_Exercise details_.
Pick out each line of the records in which the word "Contribution" appears.
Segment Open
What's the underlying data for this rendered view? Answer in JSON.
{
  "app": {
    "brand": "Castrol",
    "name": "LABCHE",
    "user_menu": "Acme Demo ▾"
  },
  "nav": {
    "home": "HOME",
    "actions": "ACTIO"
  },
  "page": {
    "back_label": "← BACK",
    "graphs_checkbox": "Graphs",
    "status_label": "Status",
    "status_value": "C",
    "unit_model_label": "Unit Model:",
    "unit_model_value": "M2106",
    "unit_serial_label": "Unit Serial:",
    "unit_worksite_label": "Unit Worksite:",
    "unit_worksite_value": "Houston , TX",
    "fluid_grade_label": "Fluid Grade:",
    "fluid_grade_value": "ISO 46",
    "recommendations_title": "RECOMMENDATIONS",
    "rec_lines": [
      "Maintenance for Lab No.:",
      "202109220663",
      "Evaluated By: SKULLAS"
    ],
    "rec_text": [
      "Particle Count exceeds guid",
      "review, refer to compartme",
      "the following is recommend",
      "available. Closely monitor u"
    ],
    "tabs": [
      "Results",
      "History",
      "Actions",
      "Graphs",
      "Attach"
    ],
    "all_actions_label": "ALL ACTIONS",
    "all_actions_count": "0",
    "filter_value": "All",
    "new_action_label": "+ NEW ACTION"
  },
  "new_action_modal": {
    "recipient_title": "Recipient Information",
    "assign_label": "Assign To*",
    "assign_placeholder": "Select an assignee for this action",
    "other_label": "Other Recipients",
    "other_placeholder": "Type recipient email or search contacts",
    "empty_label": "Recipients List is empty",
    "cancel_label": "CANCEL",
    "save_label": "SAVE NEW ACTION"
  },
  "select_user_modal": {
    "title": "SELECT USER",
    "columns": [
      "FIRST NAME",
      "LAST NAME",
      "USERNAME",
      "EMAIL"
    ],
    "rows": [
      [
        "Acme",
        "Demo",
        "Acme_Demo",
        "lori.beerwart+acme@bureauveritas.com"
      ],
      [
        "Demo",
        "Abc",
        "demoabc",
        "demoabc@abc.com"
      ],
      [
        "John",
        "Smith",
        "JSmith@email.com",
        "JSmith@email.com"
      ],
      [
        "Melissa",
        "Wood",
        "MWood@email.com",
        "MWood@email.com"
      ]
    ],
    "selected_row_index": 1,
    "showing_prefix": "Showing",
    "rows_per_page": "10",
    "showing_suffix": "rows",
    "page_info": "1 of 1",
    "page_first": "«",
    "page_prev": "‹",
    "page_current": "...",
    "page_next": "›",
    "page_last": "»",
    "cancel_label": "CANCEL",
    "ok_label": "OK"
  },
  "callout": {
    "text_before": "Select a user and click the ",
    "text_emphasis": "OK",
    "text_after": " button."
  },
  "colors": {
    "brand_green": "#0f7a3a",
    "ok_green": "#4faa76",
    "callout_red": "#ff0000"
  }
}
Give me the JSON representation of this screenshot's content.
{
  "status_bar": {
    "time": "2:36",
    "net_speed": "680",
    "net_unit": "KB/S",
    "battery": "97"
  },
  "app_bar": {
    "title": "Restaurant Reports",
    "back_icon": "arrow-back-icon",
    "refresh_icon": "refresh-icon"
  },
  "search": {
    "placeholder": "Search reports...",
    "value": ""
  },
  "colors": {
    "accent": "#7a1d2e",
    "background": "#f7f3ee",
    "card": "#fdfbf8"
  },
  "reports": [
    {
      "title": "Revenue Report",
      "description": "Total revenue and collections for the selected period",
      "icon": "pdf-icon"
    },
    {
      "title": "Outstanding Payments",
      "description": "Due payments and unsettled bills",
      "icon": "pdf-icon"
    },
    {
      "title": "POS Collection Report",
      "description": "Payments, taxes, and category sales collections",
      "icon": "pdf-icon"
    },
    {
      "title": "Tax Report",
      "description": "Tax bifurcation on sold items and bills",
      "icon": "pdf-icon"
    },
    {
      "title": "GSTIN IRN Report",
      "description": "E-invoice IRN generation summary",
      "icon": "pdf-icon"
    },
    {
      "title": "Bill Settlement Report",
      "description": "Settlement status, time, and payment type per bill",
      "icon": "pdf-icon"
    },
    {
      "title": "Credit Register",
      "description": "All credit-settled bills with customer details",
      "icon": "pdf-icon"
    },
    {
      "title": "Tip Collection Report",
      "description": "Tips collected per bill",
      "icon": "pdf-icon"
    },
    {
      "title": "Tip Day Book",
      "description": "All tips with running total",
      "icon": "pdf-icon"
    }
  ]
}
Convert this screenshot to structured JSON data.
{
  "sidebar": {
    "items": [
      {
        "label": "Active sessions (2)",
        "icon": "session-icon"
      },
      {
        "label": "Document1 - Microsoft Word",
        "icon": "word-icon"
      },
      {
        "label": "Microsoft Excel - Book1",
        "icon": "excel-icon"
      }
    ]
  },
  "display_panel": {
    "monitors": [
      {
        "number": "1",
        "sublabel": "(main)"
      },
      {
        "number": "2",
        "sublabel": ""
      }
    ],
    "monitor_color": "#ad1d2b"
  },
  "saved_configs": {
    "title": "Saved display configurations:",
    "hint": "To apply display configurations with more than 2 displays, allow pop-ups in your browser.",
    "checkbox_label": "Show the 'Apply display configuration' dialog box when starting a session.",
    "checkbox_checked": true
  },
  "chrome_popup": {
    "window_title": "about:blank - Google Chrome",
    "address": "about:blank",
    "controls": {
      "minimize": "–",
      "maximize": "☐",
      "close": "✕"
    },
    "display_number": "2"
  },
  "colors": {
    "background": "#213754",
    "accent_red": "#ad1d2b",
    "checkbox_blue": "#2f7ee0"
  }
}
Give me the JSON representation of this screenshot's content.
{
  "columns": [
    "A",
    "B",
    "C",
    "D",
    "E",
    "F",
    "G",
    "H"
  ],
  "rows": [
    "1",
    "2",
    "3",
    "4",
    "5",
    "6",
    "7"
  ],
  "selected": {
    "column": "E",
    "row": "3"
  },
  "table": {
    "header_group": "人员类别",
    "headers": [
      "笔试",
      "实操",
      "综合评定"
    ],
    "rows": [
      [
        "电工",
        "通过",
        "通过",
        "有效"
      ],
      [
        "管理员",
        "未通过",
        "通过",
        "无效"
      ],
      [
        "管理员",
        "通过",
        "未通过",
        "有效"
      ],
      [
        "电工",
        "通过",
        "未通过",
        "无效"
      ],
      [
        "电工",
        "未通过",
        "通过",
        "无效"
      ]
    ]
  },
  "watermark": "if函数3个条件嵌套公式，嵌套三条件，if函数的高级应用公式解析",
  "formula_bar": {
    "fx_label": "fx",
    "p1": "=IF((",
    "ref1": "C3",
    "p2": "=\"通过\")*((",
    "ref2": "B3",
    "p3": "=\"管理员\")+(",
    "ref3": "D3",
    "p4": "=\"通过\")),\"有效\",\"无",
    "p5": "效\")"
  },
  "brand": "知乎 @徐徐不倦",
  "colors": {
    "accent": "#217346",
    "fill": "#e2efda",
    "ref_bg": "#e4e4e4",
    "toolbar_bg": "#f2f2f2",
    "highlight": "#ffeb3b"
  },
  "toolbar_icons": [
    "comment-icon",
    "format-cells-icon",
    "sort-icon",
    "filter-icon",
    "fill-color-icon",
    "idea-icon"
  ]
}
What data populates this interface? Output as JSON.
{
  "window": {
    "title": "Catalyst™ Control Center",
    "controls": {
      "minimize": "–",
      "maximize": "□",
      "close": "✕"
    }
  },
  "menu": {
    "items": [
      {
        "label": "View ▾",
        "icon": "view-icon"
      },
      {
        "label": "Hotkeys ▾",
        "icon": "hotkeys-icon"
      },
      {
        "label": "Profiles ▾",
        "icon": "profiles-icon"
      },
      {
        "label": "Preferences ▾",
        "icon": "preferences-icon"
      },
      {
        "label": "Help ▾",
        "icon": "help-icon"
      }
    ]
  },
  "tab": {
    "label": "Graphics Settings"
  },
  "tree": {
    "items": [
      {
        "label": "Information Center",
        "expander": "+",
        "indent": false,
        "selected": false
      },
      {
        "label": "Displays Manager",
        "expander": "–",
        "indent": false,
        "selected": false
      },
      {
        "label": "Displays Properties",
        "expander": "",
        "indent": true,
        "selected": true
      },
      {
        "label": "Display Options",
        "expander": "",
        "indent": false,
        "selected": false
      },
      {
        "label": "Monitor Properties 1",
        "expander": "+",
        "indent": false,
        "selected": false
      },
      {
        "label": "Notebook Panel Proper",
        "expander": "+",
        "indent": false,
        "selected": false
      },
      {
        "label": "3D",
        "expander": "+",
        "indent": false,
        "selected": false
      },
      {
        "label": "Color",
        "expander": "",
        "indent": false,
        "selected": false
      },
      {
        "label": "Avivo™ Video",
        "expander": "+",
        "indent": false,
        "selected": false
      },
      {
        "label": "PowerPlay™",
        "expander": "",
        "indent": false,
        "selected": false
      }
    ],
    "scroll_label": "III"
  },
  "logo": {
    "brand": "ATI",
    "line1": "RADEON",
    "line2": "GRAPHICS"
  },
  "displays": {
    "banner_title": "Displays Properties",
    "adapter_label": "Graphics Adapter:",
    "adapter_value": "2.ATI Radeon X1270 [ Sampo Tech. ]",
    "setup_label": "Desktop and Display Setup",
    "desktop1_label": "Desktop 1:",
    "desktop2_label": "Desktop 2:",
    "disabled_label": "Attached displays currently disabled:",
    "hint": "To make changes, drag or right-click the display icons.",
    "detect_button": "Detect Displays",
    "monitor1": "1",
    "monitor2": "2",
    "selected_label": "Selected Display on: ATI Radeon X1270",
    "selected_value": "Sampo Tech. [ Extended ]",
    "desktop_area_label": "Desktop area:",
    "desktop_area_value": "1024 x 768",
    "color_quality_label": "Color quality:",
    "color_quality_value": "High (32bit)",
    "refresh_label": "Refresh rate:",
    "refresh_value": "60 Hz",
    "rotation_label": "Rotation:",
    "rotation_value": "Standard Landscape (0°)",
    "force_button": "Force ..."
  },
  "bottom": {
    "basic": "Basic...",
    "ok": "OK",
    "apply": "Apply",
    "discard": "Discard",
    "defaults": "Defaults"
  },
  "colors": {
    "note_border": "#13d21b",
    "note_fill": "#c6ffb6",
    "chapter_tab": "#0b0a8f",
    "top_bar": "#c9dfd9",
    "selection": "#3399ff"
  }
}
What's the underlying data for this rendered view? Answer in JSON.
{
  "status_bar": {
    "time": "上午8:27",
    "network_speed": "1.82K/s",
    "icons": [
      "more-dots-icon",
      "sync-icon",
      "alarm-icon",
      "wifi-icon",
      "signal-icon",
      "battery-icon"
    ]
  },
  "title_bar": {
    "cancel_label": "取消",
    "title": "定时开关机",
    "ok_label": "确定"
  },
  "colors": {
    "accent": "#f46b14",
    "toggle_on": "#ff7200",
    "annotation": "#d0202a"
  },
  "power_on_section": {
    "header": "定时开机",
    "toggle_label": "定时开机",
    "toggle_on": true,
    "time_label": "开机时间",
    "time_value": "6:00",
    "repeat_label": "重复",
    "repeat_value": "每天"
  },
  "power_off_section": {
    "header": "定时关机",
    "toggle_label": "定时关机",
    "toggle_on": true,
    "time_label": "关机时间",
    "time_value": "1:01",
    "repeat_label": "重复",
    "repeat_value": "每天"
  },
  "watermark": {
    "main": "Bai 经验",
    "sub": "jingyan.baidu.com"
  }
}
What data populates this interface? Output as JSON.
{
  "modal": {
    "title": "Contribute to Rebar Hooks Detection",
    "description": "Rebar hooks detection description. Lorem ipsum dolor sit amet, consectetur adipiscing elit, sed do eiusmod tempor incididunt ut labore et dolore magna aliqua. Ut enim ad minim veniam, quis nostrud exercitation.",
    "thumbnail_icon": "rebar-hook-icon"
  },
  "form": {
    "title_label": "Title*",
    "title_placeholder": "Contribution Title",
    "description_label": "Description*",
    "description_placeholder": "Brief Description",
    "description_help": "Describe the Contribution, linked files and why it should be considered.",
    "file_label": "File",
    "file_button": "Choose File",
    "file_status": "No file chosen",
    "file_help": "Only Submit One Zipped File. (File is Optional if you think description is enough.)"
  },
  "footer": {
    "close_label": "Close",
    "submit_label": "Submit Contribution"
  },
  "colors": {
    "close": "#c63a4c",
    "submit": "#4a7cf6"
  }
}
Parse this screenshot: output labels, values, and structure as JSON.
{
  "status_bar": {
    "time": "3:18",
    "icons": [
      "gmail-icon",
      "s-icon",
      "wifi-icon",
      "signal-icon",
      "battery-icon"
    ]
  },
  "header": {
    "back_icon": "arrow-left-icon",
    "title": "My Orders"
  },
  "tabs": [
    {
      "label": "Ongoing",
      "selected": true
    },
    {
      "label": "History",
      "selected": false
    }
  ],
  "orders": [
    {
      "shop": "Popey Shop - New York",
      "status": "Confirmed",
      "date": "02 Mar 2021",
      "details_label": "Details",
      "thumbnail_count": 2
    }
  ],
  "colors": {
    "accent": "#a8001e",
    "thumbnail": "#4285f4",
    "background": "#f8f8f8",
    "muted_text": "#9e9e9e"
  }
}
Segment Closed
_Answer section_.
    "title_placeholder": "Contribution Title",
    "description_help": "Describe the Contribution, linked files and why it should be considered.",
    "submit_label": "Submit Contribution"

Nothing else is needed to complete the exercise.